4aSC16. Predicting speech improvement from clinical profiles in stutterers.

Peter Howell

Dept. of Psych., Univ. College London, Gower St., London WC1E 6BT, England

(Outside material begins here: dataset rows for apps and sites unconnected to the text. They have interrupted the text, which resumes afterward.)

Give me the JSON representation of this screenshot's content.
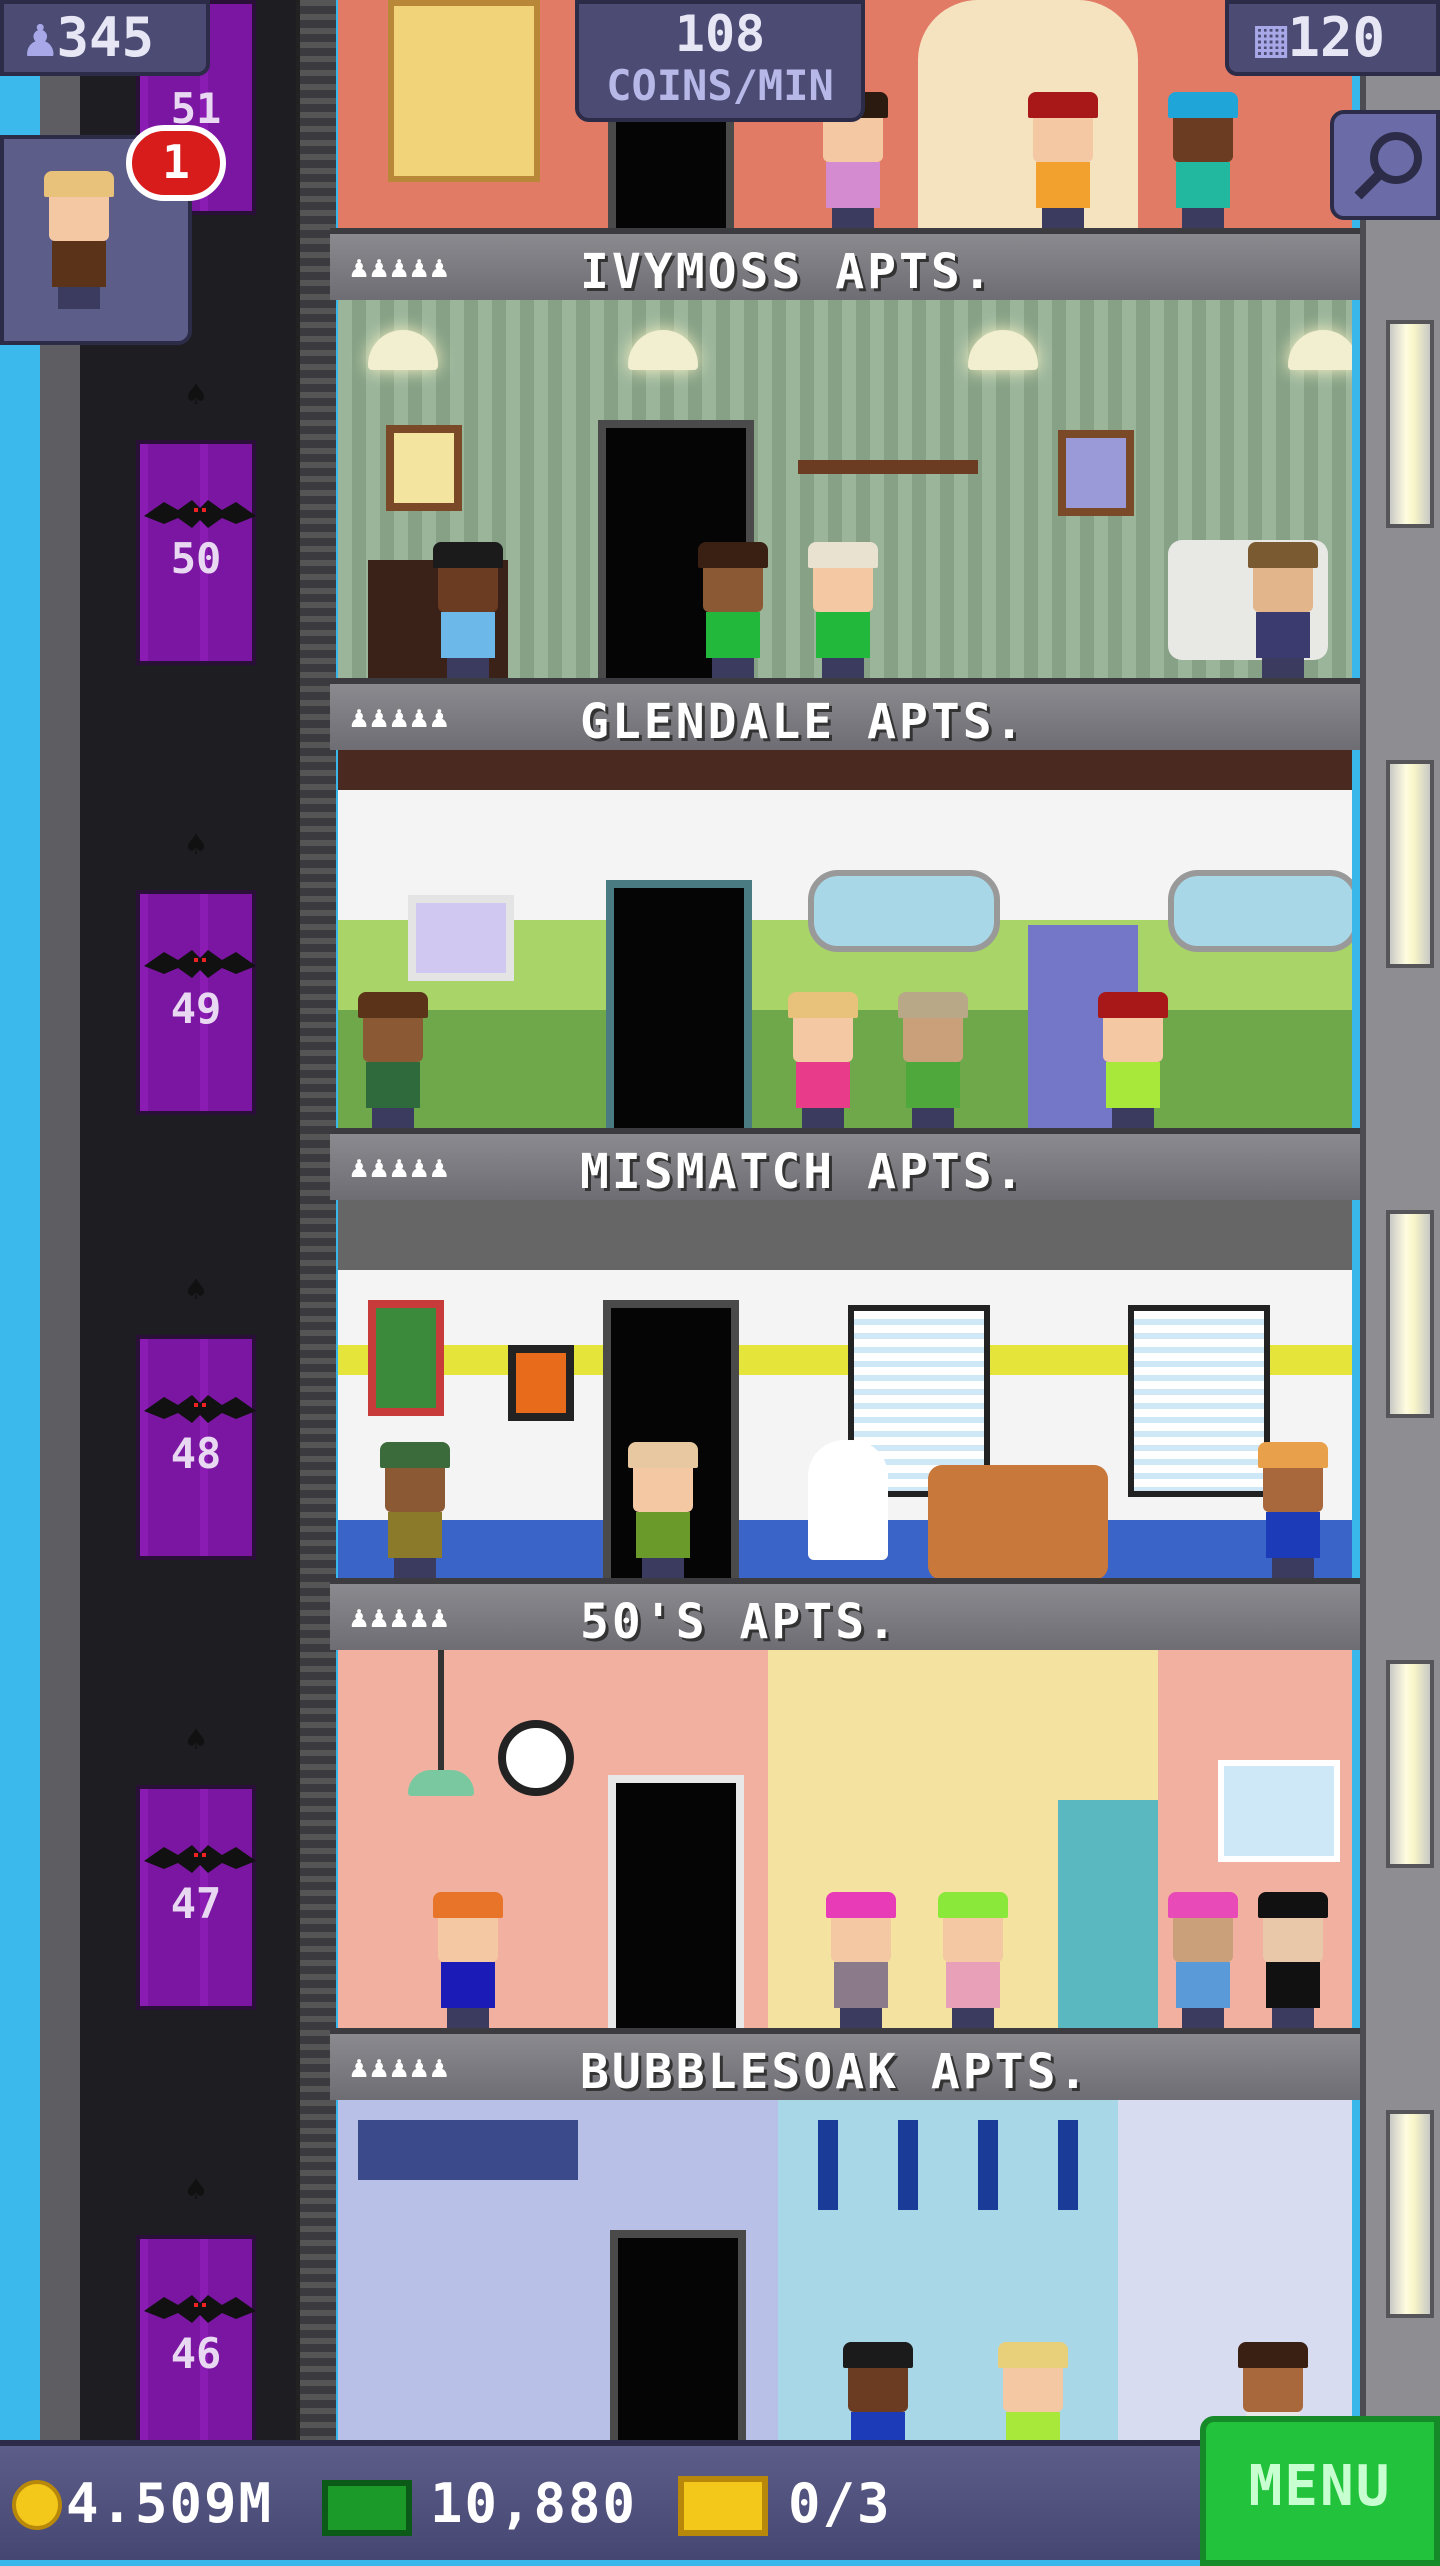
{
  "hud": {
    "population": "345",
    "coins_per_min_value": "108",
    "coins_per_min_label": "COINS/MIN",
    "floors_count": "120",
    "notification_count": "1"
  },
  "floors": [
    {
      "number": "51",
      "name": "IVYMOSS APTS."
    },
    {
      "number": "50",
      "name": "GLENDALE APTS."
    },
    {
      "number": "49",
      "name": "MISMATCH APTS."
    },
    {
      "number": "48",
      "name": "50'S APTS."
    },
    {
      "number": "47",
      "name": "BUBBLESOAK APTS."
    },
    {
      "number": "46",
      "name": ""
    }
  ],
  "bottom_bar": {
    "coins": "4.509M",
    "bux": "10,880",
    "tickets": "0/3",
    "menu_label": "MENU"
  },
  "icons": {
    "population": "person-icon",
    "floors": "building-icon",
    "search": "magnifier-icon",
    "coins": "coin-icon",
    "bux": "cash-icon",
    "tickets": "ticket-icon"
  },
  "colors": {
    "elevator": "#7b16a2",
    "hud_panel": "#4b4b74",
    "menu_button": "#22c23c",
    "sky": "#3bb8ec"
  }
}
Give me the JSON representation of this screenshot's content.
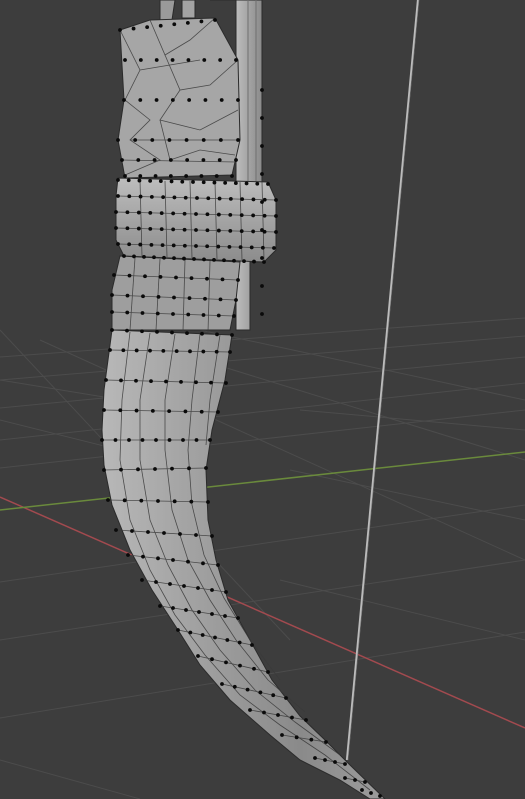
{
  "viewport": {
    "mode": "edit-mode-mesh",
    "background_color": "#3d3d3d",
    "grid_color": "#505050",
    "x_axis_color": "#a24a4f",
    "y_axis_color": "#6a8a3c",
    "mesh_face_color": "#9a9a9a",
    "mesh_edge_color": "#2a2a2a",
    "vertex_color": "#0a0a0a",
    "stick_color": "#b0b0b0"
  }
}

Procedures for assessing dysfluencies in stuttered speech have the limitation that they show poor inter-judge agreement. This constitutes a serious problem for, amongst other things, assessing how a stutterer's speech benefits from therapy. A critical review of alternative procedures that are available indicates that they do not offer any better prospect for assessing improvements due to treatment than do the traditional procedures. Several factors are identified which might lead to the limitation in agreement. A new procedure which overcomes some of the problems identified was devised and applied to a group of stuttering children before and after they received a 2-week intensive therapy course. The new procedure produced substantially higher levels of agreement than those reported in the literature. This procedure is used to measure the benefit each individual child achieved after treatment. Clinical review data on these children were then employed to see whether any aspect of the interview could have predicted the child's response to treatment. The child's general health and cognitive skills appear to be reliable indications as to treatment prognosis. [Work supported by MRC.]